But at its public meeting on May 14, St. Anthony council voted unanimously to approve either a Rainbow bench or picnic table instead.
“Council felt due to our climatic conditions and the longevity of crosswalks on our pavement, we wanted something that would be visible for possibly 365 days a year,” St. Anthony Mayor Desmond McDonald told the Northern Pen. “As most people are aware, the paint doesn’t stay on our streets very long; you might get a month out of our paint.”
Council believed the paint would last longer on a bench or picnic table, making this a better way to promote and show support year round.
It would also, therefore, save on costs.
McDonald added the town backed the measure to show support for the LGBTQ+ community and to ensure everyone within the town felt accepted, no matter who they are or their sexual orientation.
However, Violence Prevention St. Anthony was disappointed by council’s decision, finding a bench or picnic table an unsuitable substitute.
“The crosswalk is a symbol to the LGBTQ+ community; we’re saying, ‘we accept you and it’s safe for you to walk on this crosswalk,’” Violence Prevention St. Anthony co-chair Belinda Dredge told The Northern Pen.
The group also did not believe a bench or picnic table would be as visible to the community.
She says they informed council they would donate the paint, so it would come at no additional expense to the town.
By telling them to do something different, she felt council was, essentially, making the decision, for them, of what to do with their own money.
Dredge did not understand why that mattered to council.
“We want to know what’s the real reason,” she said.
When they spoke to The Northern Pen on May 22, Violence Prevention St. Anthony had not yet decided whether to accept the painting of a bench or picnic table.
Dredge said they had yet to receive an official response from the town. Once they did, they would discuss the matter at their next board meeting.
Dredge did appreciate that the town signed a proclamation on May 17 to recognize the date as International Day Against Homophobia, Transphobia and Biphobia.

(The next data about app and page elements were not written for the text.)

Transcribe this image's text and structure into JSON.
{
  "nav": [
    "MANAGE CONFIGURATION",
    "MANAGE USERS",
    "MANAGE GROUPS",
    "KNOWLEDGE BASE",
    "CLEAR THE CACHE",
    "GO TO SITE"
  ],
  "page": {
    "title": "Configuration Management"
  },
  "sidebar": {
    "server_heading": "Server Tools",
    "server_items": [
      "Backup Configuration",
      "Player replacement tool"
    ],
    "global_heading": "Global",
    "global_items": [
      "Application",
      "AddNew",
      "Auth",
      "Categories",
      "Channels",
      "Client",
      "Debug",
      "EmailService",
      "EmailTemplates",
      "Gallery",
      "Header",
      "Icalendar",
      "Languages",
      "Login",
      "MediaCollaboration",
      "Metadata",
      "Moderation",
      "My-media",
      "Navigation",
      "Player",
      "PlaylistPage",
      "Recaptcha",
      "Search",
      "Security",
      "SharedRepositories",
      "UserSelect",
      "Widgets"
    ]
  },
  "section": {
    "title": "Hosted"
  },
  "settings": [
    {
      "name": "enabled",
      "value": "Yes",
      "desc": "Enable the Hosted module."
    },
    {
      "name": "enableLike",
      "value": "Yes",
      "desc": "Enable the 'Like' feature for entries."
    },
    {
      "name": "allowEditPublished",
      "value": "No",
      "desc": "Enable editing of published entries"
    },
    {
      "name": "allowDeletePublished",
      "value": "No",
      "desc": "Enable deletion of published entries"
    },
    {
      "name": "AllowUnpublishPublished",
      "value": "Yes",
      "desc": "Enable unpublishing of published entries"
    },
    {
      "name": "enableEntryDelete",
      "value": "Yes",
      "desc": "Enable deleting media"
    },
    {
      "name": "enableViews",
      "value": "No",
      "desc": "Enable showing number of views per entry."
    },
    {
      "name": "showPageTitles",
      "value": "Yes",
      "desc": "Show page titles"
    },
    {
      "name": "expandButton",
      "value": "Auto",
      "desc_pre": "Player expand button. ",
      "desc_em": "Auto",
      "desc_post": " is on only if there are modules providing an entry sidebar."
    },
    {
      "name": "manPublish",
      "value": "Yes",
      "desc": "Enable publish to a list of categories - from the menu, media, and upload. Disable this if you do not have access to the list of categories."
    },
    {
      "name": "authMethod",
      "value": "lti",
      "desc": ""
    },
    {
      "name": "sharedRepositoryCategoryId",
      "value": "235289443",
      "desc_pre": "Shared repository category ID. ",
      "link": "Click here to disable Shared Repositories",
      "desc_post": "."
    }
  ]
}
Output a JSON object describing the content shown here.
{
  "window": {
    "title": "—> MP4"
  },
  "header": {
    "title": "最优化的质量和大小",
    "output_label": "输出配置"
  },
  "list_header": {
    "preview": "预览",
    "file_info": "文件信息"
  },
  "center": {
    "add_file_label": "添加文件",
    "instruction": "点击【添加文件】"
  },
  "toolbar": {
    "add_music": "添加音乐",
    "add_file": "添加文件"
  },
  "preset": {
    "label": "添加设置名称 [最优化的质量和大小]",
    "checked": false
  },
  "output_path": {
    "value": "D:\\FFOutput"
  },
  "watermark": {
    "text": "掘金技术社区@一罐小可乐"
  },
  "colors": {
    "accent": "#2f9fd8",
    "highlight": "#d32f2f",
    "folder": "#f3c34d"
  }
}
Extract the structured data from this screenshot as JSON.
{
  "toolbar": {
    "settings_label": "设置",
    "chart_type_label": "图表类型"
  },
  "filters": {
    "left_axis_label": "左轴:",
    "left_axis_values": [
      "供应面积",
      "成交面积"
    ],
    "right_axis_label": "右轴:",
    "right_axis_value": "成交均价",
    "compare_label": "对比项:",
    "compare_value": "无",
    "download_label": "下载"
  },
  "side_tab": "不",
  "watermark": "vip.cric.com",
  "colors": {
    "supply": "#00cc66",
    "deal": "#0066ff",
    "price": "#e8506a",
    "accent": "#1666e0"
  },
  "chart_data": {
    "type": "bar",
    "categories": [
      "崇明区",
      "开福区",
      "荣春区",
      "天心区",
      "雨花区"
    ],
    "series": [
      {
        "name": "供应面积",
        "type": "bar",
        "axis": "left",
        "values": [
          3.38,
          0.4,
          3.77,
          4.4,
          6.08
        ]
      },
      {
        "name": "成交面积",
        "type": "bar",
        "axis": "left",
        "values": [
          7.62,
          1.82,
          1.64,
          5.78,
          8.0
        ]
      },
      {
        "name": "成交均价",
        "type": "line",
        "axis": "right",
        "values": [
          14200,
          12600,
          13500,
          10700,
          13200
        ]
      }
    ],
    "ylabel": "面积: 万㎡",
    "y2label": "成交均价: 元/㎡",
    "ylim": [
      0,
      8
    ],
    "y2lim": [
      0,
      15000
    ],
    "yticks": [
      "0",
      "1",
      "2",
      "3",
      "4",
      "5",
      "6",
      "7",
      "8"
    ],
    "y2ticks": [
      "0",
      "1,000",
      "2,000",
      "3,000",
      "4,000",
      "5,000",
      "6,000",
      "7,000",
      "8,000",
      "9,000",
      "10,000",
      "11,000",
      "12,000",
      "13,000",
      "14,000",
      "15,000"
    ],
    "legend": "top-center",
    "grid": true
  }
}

She believed it was a step in the right direction and that she was looking forward to working with the town further to show support for the LGBTQ+ community.